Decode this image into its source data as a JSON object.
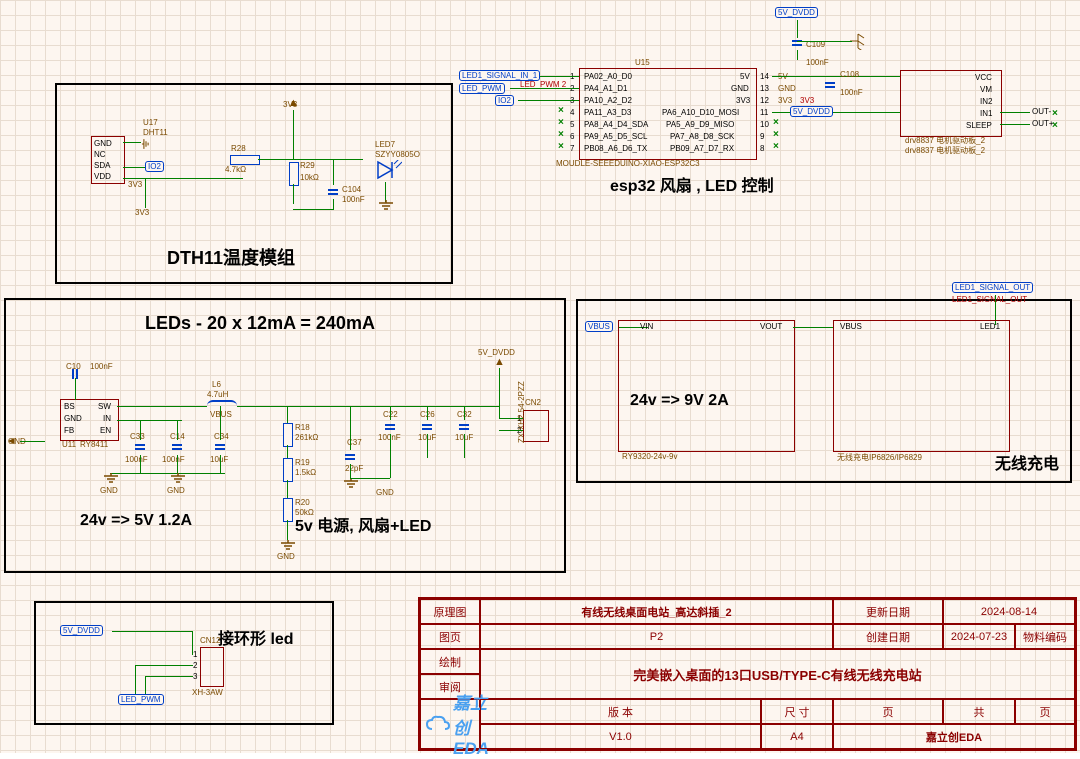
{
  "domain": "Diagram",
  "sections": {
    "dth11": {
      "title": "DTH11温度模组"
    },
    "leds": {
      "title": "LEDs - 20 x 12mA = 240mA",
      "sub1": "24v => 5V 1.2A",
      "sub2": "5v 电源, 风扇+LED"
    },
    "ring": {
      "title": "接环形 led"
    },
    "esp32": {
      "title": "esp32  风扇 , LED 控制"
    },
    "wireless": {
      "title": "无线充电",
      "sub": "24v => 9V 2A"
    }
  },
  "nets": {
    "v5_dvdd": "5V_DVDD",
    "v3v3": "3V3",
    "gnd": "GND",
    "vbus": "VBUS",
    "led_pwm": "LED_PWM",
    "io2": "IO2",
    "led1_sig_in": "LED1_SIGNAL_IN_1",
    "led1_sig_out": "LED1_SIGNAL_OUT",
    "out_plus": "OUT+",
    "out_minus": "OUT-",
    "led_pwm_2": "LED_PWM 2",
    "vin": "VIN",
    "vout": "VOUT",
    "led1": "LED1"
  },
  "parts": {
    "u17": {
      "ref": "U17",
      "value": "DHT11",
      "pins": [
        "GND",
        "NC",
        "SDA",
        "VDD"
      ]
    },
    "r28": {
      "ref": "R28",
      "value": "4.7kΩ"
    },
    "r29": {
      "ref": "R29",
      "value": "10kΩ"
    },
    "c104": {
      "ref": "C104",
      "value": "100nF"
    },
    "led7": {
      "ref": "LED7",
      "value": "SZYY0805O"
    },
    "u15": {
      "ref": "U15",
      "value": "MOUDLE-SEEEDUINO-XIAO-ESP32C3",
      "left": [
        "PA02_A0_D0",
        "PA4_A1_D1",
        "PA10_A2_D2",
        "PA11_A3_D3",
        "PA8_A4_D4_SDA",
        "PA9_A5_D5_SCL",
        "PB08_A6_D6_TX"
      ],
      "right": [
        "5V",
        "GND",
        "3V3",
        "PA6_A10_D10_MOSI",
        "PA5_A9_D9_MISO",
        "PA7_A8_D8_SCK",
        "PB09_A7_D7_RX"
      ],
      "right_nums": [
        "14",
        "13",
        "12",
        "11",
        "10",
        "9",
        "8"
      ]
    },
    "c108": {
      "ref": "C108",
      "value": "100nF"
    },
    "c109": {
      "ref": "C109",
      "value": "100nF"
    },
    "drv": {
      "ref": "drv8837 电机驱动板_2",
      "value": "drv8837 电机驱动板_2",
      "pins": [
        "VCC",
        "VM",
        "IN2",
        "IN1",
        "SLEEP"
      ]
    },
    "u11": {
      "ref": "U11",
      "value": "RY8411",
      "pins": [
        "BS",
        "GND",
        "FB",
        "SW",
        "IN",
        "EN"
      ]
    },
    "c10": {
      "ref": "C10",
      "value": "100nF"
    },
    "l6": {
      "ref": "L6",
      "value": "4.7uH"
    },
    "c33": {
      "ref": "C33",
      "value": "100nF"
    },
    "c14": {
      "ref": "C14",
      "value": "100nF"
    },
    "c34": {
      "ref": "C34",
      "value": "10uF"
    },
    "c37": {
      "ref": "C37",
      "value": "22pF"
    },
    "c22": {
      "ref": "C22",
      "value": "100nF"
    },
    "c26": {
      "ref": "C26",
      "value": "10uF"
    },
    "c32": {
      "ref": "C32",
      "value": "10uF"
    },
    "r18": {
      "ref": "R18",
      "value": "261kΩ"
    },
    "r19": {
      "ref": "R19",
      "value": "1.5kΩ"
    },
    "r20": {
      "ref": "R20",
      "value": "50kΩ"
    },
    "cn2": {
      "ref": "CN2",
      "value": "ZX-XH2.54-2PZZ",
      "pins": [
        "1",
        "2"
      ]
    },
    "cn12": {
      "ref": "CN12",
      "value": "XH-3AW",
      "pins": [
        "1",
        "2",
        "3"
      ]
    },
    "ry9320": {
      "ref": "RY9320-24v-9v"
    },
    "wc_chip": {
      "ref": "无线充电IP6826/IP6829"
    }
  },
  "title_block": {
    "r1c1": "原理图",
    "r1c2": "有线无线桌面电站_高达斜插_2",
    "r1c3": "更新日期",
    "r1c4": "2024-08-14",
    "r2c1": "图页",
    "r2c2": "P2",
    "r2c3": "创建日期",
    "r2c4": "2024-07-23",
    "r2c5": "物料编码",
    "r3c1": "绘制",
    "r3c2": "完美嵌入桌面的13口USB/TYPE-C有线无线充电站",
    "r4c1": "审阅",
    "r5c1": "版     本",
    "r5c2": "尺     寸",
    "r5c3": "页",
    "r5c4": "共",
    "r5c5": "页",
    "r6c1": "V1.0",
    "r6c2": "A4",
    "r6c3": "嘉立创EDA"
  },
  "brand": "嘉立创EDA"
}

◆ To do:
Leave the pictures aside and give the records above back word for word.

◆ Result:
Decode this image into its source data as a JSON object.
{
  "domain": "Diagram",
  "sections": {
    "dth11": {
      "title": "DTH11温度模组"
    },
    "leds": {
      "title": "LEDs - 20 x 12mA = 240mA",
      "sub1": "24v => 5V 1.2A",
      "sub2": "5v 电源, 风扇+LED"
    },
    "ring": {
      "title": "接环形 led"
    },
    "esp32": {
      "title": "esp32  风扇 , LED 控制"
    },
    "wireless": {
      "title": "无线充电",
      "sub": "24v => 9V 2A"
    }
  },
  "nets": {
    "v5_dvdd": "5V_DVDD",
    "v3v3": "3V3",
    "gnd": "GND",
    "vbus": "VBUS",
    "led_pwm": "LED_PWM",
    "io2": "IO2",
    "led1_sig_in": "LED1_SIGNAL_IN_1",
    "led1_sig_out": "LED1_SIGNAL_OUT",
    "out_plus": "OUT+",
    "out_minus": "OUT-",
    "led_pwm_2": "LED_PWM 2",
    "vin": "VIN",
    "vout": "VOUT",
    "led1": "LED1"
  },
  "parts": {
    "u17": {
      "ref": "U17",
      "value": "DHT11",
      "pins": [
        "GND",
        "NC",
        "SDA",
        "VDD"
      ]
    },
    "r28": {
      "ref": "R28",
      "value": "4.7kΩ"
    },
    "r29": {
      "ref": "R29",
      "value": "10kΩ"
    },
    "c104": {
      "ref": "C104",
      "value": "100nF"
    },
    "led7": {
      "ref": "LED7",
      "value": "SZYY0805O"
    },
    "u15": {
      "ref": "U15",
      "value": "MOUDLE-SEEEDUINO-XIAO-ESP32C3",
      "left": [
        "PA02_A0_D0",
        "PA4_A1_D1",
        "PA10_A2_D2",
        "PA11_A3_D3",
        "PA8_A4_D4_SDA",
        "PA9_A5_D5_SCL",
        "PB08_A6_D6_TX"
      ],
      "right": [
        "5V",
        "GND",
        "3V3",
        "PA6_A10_D10_MOSI",
        "PA5_A9_D9_MISO",
        "PA7_A8_D8_SCK",
        "PB09_A7_D7_RX"
      ],
      "right_nums": [
        "14",
        "13",
        "12",
        "11",
        "10",
        "9",
        "8"
      ]
    },
    "c108": {
      "ref": "C108",
      "value": "100nF"
    },
    "c109": {
      "ref": "C109",
      "value": "100nF"
    },
    "drv": {
      "ref": "drv8837 电机驱动板_2",
      "value": "drv8837 电机驱动板_2",
      "pins": [
        "VCC",
        "VM",
        "IN2",
        "IN1",
        "SLEEP"
      ]
    },
    "u11": {
      "ref": "U11",
      "value": "RY8411",
      "pins": [
        "BS",
        "GND",
        "FB",
        "SW",
        "IN",
        "EN"
      ]
    },
    "c10": {
      "ref": "C10",
      "value": "100nF"
    },
    "l6": {
      "ref": "L6",
      "value": "4.7uH"
    },
    "c33": {
      "ref": "C33",
      "value": "100nF"
    },
    "c14": {
      "ref": "C14",
      "value": "100nF"
    },
    "c34": {
      "ref": "C34",
      "value": "10uF"
    },
    "c37": {
      "ref": "C37",
      "value": "22pF"
    },
    "c22": {
      "ref": "C22",
      "value": "100nF"
    },
    "c26": {
      "ref": "C26",
      "value": "10uF"
    },
    "c32": {
      "ref": "C32",
      "value": "10uF"
    },
    "r18": {
      "ref": "R18",
      "value": "261kΩ"
    },
    "r19": {
      "ref": "R19",
      "value": "1.5kΩ"
    },
    "r20": {
      "ref": "R20",
      "value": "50kΩ"
    },
    "cn2": {
      "ref": "CN2",
      "value": "ZX-XH2.54-2PZZ",
      "pins": [
        "1",
        "2"
      ]
    },
    "cn12": {
      "ref": "CN12",
      "value": "XH-3AW",
      "pins": [
        "1",
        "2",
        "3"
      ]
    },
    "ry9320": {
      "ref": "RY9320-24v-9v"
    },
    "wc_chip": {
      "ref": "无线充电IP6826/IP6829"
    }
  },
  "title_block": {
    "r1c1": "原理图",
    "r1c2": "有线无线桌面电站_高达斜插_2",
    "r1c3": "更新日期",
    "r1c4": "2024-08-14",
    "r2c1": "图页",
    "r2c2": "P2",
    "r2c3": "创建日期",
    "r2c4": "2024-07-23",
    "r2c5": "物料编码",
    "r3c1": "绘制",
    "r3c2": "完美嵌入桌面的13口USB/TYPE-C有线无线充电站",
    "r4c1": "审阅",
    "r5c1": "版     本",
    "r5c2": "尺     寸",
    "r5c3": "页",
    "r5c4": "共",
    "r5c5": "页",
    "r6c1": "V1.0",
    "r6c2": "A4",
    "r6c3": "嘉立创EDA"
  },
  "brand": "嘉立创EDA"
}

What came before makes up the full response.